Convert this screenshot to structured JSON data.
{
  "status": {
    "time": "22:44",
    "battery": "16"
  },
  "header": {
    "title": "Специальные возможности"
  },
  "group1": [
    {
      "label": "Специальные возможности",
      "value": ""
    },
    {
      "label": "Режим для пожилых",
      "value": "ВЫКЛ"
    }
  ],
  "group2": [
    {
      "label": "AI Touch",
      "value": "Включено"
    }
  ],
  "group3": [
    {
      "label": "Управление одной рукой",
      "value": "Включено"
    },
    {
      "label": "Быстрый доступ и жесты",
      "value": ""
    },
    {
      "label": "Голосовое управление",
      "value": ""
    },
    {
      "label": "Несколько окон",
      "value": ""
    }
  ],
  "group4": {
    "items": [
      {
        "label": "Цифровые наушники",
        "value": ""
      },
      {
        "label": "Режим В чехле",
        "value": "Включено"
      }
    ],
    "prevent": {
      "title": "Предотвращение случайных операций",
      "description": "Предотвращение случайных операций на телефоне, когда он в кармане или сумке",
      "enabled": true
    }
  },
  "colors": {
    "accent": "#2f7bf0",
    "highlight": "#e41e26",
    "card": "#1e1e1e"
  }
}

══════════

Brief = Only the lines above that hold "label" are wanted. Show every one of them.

Response for this exercise =
      "label": "Специальные возможности",
      "label": "Режим для пожилых",
      "label": "AI Touch",
      "label": "Управление одной рукой",
      "label": "Быстрый доступ и жесты",
      "label": "Голосовое управление",
      "label": "Несколько окон",
        "label": "Цифровые наушники",
        "label": "Режим В чехле",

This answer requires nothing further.